The new Toshiba M.2 SSD delivers a 30% improvement in sequential and random-write performance and a 15% boost in random-read speed over its XG5-P predecessor and matches the performance of the XG6. The XG6-P and XG6 use the same controller, but the XG6-P has different firmware and full-range DRAM to balance and sustain performance, Van Patten said.
The XG6-P SSD supports ultrafast NVMe-based PCI Express (PCIe) Gen 3 technology for low-latency and consistent performance. Toshiba claimed the XG6-P could deliver up to 3.2 GBps for sequential reads and 2.9 GBps for sequential writes, and 355,000 IOPS for random reads and 365,000 IOPS for random writes.
In addition to boot drives in servers, the new Toshiba M.2 SSD could see enterprise use for operations such as logging and caching in servers, according to Van Patten. He said client SSDs tend to focus on background operations, where they're not under the same level of stress as data center and enterprise SSDs designed for round-the-clock use.
"They're not designed to replace enterprise drives or data center drives," Van Patten said.
Van Patten said the new Toshiba M.2 SSD could be a good fit in scenarios where the cost of flash is the primary concern. He noted they consume only about 5 watts of power in active mode and idle at a single watt or less, whereas an enterprise SSD might idle at 5 or 10 watts.
Toshiba sells the XG6-P through OEMs, so pricing was unavailable. The new Toshiba M.2 SSD began sampling last month in a single-sided 22-mm-by-80-mm form factor. Toshiba is hardly the only vendor to sell client M.2 SSDs for enterprise and data center boot purposes. Competitors include Samsung and Western Digital.

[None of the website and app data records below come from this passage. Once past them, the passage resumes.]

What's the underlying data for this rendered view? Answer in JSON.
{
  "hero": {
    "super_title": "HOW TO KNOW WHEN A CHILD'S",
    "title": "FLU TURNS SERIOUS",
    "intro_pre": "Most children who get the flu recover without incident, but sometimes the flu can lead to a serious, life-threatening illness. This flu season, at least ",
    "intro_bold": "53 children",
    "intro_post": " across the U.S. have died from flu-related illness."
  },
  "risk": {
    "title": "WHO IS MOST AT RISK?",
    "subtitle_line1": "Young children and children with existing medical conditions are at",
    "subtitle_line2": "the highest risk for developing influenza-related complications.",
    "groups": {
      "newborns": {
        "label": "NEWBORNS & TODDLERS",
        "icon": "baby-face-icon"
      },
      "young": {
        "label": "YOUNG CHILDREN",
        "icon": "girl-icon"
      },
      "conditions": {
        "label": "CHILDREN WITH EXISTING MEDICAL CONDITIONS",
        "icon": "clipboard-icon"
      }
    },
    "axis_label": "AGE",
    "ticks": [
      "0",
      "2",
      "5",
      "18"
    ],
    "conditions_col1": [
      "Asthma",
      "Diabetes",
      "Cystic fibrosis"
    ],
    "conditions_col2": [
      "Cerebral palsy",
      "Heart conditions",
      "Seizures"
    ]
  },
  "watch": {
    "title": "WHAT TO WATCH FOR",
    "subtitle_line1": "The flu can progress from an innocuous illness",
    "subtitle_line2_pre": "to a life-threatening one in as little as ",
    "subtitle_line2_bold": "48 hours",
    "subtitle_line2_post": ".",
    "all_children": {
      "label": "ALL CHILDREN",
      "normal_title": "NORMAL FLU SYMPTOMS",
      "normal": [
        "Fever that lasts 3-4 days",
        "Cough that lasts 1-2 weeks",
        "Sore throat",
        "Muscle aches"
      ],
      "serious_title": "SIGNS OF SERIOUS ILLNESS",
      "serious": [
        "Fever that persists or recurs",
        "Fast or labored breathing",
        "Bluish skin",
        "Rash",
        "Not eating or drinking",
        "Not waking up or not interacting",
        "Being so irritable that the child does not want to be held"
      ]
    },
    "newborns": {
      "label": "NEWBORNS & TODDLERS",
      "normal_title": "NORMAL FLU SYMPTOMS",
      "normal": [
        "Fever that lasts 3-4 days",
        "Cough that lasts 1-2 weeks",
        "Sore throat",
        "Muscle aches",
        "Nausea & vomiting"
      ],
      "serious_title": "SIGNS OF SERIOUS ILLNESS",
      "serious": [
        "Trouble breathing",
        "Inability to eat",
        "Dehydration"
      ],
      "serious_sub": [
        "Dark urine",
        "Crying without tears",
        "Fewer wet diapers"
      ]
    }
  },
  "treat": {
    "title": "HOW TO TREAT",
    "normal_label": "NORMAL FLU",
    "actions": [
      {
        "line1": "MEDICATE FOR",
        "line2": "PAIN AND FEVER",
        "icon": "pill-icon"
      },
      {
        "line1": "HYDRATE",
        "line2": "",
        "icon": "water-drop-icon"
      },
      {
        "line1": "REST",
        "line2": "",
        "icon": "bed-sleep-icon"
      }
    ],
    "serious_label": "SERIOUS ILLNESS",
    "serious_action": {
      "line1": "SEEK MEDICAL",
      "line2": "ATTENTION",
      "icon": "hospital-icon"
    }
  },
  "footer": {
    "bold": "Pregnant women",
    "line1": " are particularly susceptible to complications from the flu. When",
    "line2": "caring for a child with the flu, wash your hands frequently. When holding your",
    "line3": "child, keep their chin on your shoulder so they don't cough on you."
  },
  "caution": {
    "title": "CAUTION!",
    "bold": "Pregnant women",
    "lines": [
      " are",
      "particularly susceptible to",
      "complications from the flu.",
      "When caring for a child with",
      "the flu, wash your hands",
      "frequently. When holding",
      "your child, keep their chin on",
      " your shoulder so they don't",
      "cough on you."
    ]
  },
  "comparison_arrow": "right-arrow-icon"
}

In the enterprise NVMe SSD space, Toshiba significantly trails Samsung and Intel, which combined for roughly two-thirds of the market in the first quarter of this year, according to Greg Wong, founder and principal analyst at Forward Insights.